Billboards Used for Takeoff Runway Lights

To create a billboard that replaces the real light source, perform the following:

  1. Add a billboard object to the scene by choosing Create -> Billboards -> Base in the Menu Bar and place it somewhere in the world.

  2. Assign a material inherited from the billboards_base material.
  3. Specify the following settings for this material:
    1. In the Common tab, set the blending Preset to Additive and toggle the Depth Write parameter off to avoid obstructing objects behind the billboard.

    2. In the States tab, disable writing into the Deferred Buffers and enable the following states:
      • Emission to provide the emission effect by using the corresponding texture.
      • Geometry Inflation to limit the minimum billboard screen size to a fixed value and, therefore, to provide visibility from far distances.
      • Soft Interaction to make interaction of the billboard with other objects in the scene softer and avoid artifacts.

    3. In the Textures tab, specify the Diffuse and Emission textures.

    4. In the Parameters tab, specify the following values:
      • Set the Diffuse color multiplier to black, so that the billboard become fully transparent.
      • Increase the Emission Scale to make the billboard brighter.
      • Increase the Geometry Parameters to scale the size of the billboard and limit the minimum size of the billboard.
      • Correct the Soft Interaction value, if necessary.

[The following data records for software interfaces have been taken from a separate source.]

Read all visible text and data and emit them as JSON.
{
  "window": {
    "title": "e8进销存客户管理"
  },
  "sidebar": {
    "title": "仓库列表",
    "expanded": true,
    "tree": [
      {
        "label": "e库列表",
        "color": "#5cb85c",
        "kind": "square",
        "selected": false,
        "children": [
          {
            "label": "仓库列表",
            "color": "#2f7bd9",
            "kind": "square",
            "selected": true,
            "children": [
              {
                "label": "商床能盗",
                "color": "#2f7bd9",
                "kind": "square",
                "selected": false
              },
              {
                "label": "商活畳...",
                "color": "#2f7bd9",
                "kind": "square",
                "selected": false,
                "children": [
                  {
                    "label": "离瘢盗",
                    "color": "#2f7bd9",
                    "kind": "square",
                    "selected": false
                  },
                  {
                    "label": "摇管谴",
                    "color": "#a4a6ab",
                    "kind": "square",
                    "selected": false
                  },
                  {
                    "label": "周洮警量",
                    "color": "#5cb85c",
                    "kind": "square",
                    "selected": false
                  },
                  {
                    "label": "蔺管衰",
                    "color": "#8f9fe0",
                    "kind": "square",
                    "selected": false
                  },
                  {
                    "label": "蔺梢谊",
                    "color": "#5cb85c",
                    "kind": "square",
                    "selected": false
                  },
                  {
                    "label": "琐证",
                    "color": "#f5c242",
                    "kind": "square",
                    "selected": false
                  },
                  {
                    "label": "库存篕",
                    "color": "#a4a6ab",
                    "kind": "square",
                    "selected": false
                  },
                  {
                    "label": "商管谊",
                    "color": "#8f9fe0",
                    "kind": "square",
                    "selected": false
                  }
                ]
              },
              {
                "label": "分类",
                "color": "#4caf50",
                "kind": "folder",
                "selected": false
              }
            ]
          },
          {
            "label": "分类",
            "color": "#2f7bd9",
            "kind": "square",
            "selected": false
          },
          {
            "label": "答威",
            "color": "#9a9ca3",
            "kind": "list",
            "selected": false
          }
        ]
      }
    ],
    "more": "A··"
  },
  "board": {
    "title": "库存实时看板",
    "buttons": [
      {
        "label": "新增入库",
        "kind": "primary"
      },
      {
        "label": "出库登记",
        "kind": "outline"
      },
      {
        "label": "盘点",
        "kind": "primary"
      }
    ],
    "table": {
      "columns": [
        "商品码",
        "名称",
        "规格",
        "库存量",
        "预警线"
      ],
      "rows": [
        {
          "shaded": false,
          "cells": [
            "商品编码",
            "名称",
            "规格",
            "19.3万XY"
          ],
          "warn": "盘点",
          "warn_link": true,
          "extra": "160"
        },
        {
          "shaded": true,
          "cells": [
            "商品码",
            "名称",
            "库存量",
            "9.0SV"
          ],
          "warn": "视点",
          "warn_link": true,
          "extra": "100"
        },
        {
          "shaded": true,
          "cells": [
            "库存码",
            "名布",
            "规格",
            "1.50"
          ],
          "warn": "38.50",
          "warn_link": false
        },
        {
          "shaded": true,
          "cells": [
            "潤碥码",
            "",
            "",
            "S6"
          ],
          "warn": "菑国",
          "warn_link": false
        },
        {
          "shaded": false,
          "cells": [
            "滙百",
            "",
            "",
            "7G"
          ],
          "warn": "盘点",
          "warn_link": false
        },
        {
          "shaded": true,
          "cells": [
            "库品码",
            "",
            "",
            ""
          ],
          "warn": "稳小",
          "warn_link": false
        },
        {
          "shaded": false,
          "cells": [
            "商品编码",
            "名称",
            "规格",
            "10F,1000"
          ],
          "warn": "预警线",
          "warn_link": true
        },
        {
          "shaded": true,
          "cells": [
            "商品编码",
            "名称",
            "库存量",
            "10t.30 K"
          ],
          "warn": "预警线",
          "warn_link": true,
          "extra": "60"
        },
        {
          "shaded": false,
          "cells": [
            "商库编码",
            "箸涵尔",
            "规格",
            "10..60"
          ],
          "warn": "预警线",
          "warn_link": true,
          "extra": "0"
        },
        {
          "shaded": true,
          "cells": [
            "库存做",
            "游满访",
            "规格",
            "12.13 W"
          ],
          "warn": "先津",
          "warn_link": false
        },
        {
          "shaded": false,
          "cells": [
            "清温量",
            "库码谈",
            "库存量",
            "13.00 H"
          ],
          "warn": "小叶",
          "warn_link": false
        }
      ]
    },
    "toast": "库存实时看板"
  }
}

In the result, you will get the billboard that can be used to simulate a small light source at large distance. You can add any required number of billboards to the existing billboard object: in the Billboards tab of the Parameters window, select the created billboard in the list and click Add.

Lights Simulated by Billboards

Using Volumetric Objects#

Volumetric objects can be used to simulate visible light volumes instead of using the real light sources. Such objects should be used when you don't need illumination. For example, by using volumetric objects, you can create light spheres, beams or volumes, imitate sun beams falling into a room through openings, and so on.

Light Sphere and Beam Simulated Instead of Real Light Source

To create the same light volumes, perform the following:

  1. Add a volume sphere object by choosing Create -> Volume -> Sphere Light in the Menu Bar and make it a child of the node that should emit the light.

  2. In the Volume Sphere tab of the Parameters window, change the size of the sphere to 0.15.
  3. In the Node tab of the Parameters window, set coordinates of the volume sphere to the parent node and then slightly correct the sphere position, so that it looks realistic.

  4. Assign a material inherited from the volume_light_base base material and specify the required values in the Parameters tab. For example, you can set the color of the light sphere and scale the density of the light.

  5. Add a volume projected object by choosing Create -> Volume -> Projected in the Menu Bar and make it a child of the node that should emit the light.

  6. In the Node tab of the Parameters window, set position and rotation of the volume projected to the parent node.

  7. In the Volume Projected tab of the Parameters window, specify the required parameters of the light beam. For example, change its size, radius, field of view and step.

  8. Assign a material inherited from the volume_proj_base base material.
  9. In the Parameters tab of the material, set the color of the light beam the same as for the volume sphere and decrease the diffuse scale to 0.5 to make the color less bright.

In the result, you will get a light sphere and beam imitating the real light source.

Light Simulated by Volume Sphere and Volume Proj Objects
Last update: 2018-12-27